Ceiling fans help distribute heat

I like to clean my house from top to bottom during the middle of the winter.

In the spring, there is simply too much to do outside.

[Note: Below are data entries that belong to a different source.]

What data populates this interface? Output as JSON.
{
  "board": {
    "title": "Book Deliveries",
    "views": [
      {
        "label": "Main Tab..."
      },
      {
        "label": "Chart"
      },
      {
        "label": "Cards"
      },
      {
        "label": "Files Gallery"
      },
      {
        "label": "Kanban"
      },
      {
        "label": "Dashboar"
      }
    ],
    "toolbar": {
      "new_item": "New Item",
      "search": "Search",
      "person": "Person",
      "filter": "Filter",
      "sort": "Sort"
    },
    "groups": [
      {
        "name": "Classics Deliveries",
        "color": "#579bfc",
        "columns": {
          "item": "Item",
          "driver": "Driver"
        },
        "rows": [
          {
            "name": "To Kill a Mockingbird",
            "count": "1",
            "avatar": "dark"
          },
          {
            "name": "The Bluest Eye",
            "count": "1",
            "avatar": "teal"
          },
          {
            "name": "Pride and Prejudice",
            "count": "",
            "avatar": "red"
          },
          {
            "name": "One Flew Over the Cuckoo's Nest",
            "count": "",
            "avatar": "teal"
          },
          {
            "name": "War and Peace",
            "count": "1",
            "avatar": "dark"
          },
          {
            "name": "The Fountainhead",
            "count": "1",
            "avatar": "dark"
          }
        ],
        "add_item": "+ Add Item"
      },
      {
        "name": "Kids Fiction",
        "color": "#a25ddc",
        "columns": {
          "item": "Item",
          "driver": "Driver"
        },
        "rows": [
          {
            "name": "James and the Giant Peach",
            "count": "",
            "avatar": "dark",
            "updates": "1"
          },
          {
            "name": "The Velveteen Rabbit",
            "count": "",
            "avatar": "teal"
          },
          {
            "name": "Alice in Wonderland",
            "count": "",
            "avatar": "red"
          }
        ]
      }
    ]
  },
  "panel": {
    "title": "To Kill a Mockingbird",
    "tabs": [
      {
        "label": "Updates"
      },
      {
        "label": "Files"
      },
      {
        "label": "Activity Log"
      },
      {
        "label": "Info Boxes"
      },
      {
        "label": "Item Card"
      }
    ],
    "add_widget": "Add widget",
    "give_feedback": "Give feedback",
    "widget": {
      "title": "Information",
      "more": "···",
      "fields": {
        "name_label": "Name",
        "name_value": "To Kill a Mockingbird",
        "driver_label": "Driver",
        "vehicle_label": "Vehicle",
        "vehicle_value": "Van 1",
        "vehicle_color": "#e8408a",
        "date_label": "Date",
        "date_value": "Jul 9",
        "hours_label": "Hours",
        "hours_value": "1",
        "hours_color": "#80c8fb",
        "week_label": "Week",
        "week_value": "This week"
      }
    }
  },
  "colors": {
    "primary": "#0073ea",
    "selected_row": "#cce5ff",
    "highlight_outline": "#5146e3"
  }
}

In January, when the outdoor temperature drops down into the negative digits, I’m trapped inside. There’s plenty of time to do a very thorough job. I launder bedding and curtains, wash down all the moldings and move furniture. I clean under and behind the refrigerator and take the time to empty all of the kitchen cupboards. I even climb a ladder and wash the ceilings and overhead light fixtures. This past year, when I stood on a ladder, I immediately started to sweat. I realized that the temperature near the ceiling was much higher than down near the floor. This meant that the heated air provided by the furnace was rising straight up and getting wasted. It was necessary to set higher thermostat settings to achieve comfort. The furnace was running just about non stop and consuming a great deal of energy to satisfy demand. I needed to figure out a way to get the heat off the ceiling and down closer to the floor. Ceiling fans provided the perfect solution. A bit of research showed me a wide variation in designs, sizes and prices of ceiling fans. I was able to find models that include a light and suit my decor. My husband and I handled the installation as a DIY project. We run the ceiling fans clockwise in the winter to create an updraft and circulate warm air around the room. This has significantly improved comfort, allowed a lower thermostat setting and trimmed our heating costs. In the summer, with the flick of a switch, we reverse the direction of the ceiling fans to create a downdraft and a cooling breeze.


Heat pump install